|Latitude & Longitude (WGS84):||42° 3' 26'' North , 72° 7' 52'' West|
|Latitude & Longitude (decimal):||42.05722,-72.13111|
|Köppen climate type:||Dfb : Warm-summer humid continental climate|
Graphite ("black lead") was mined here by the Nipmuc to make ceremonial paints. John Winthrop the Younger (1606-1676) purchased the mine in 1644. Actual work did not begin until April 1658, and the mine seems to have been soon abandoned. Another John Winthrop, nephew of the original owner, started mining again in 1738 but ceased operations after a couple of years. There is no record of mining again until 1828-29 when Frederick Tudor (1783-1864) of Boston reopened the mine and operated it until his death in 1864. Purchased by the Massachusetts Graphite Company in 1902, it was operated occasionally until at least 1911.
Commodity ListThis is a list of exploitable or exploited mineral commodities recorded at this locality.
6 valid minerals. 1 erroneous literature entry.
This geological map and associated information on rock units at or nearby to the coordinates given for this locality is based on relatively small scale geological maps provided by various national Geological Surveys. This does not necessarily represent the complete geology at this locality but it gives a background for the region in which it is found.
Click on geological units on the map for more information. Click here to view full-screen map on Macrostrat.org
|Devonian - Silurian|
358.9 - 443.8 Ma
|Paleozoic sedimentary and volcanic rocks|
Age: Paleozoic (358.9 - 443.8 Ma)
Reference: Chorlton, L.B. Generalized geology of the world: bedrock domains and major faults in GIS format: a small-scale world geology map with an extended geological attribute database. doi: 10.4095/223767. Geological Survey of Canada, Open File 5529. 
445.2 - 453 Ma
|Partridge Formation (includes Brimfield Schist of Emerson, 1917)|
Age: Late Ordovician (445.2 - 453 Ma)
Stratigraphic Name: Partridge Formation

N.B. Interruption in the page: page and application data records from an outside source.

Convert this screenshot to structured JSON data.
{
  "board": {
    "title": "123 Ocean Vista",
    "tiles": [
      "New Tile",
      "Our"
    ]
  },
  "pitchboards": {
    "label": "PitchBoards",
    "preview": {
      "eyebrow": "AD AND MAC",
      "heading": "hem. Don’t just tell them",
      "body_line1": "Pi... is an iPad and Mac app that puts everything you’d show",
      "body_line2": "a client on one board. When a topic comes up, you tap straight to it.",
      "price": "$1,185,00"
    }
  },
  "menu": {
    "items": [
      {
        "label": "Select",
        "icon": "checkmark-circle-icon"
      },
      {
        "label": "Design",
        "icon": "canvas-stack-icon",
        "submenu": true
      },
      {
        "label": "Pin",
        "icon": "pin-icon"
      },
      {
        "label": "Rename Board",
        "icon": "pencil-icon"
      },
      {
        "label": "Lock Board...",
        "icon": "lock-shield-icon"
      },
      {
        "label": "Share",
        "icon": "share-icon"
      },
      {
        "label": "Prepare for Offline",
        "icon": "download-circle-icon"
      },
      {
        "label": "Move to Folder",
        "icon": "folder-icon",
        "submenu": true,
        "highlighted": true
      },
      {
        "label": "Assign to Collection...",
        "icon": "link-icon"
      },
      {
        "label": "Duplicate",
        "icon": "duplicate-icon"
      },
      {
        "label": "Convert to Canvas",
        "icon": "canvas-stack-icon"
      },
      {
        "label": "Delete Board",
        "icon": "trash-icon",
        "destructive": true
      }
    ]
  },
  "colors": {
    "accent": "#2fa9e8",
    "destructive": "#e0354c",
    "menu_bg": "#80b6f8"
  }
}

Comments: Part of Bronson Hill Zone (Ordovician and Older Rocks). U-Pb zircon ages suggest that the Ammonoosuc Volcanics and tuffs of the Partridge Formation were erupted between 453 to 449 Ma, meaning they are of late Middle Ordovician and earliest Late Ordovician age. The stratigraphic relationships of these two units is very complex with current thought being that the Partridge lies between the lower and upper members of the Ammonoosuc Volcanics (Tucker and Robinson, 1990) per MA015.
Reference: Horton, J.D., C.A. San Juan, and D.B. Stoeser. The State Geologic Map Compilation (SGMC) geodatabase of the conterminous United States. doi: 10.3133/ds1052. U.S. Geological Survey Data Series 1052.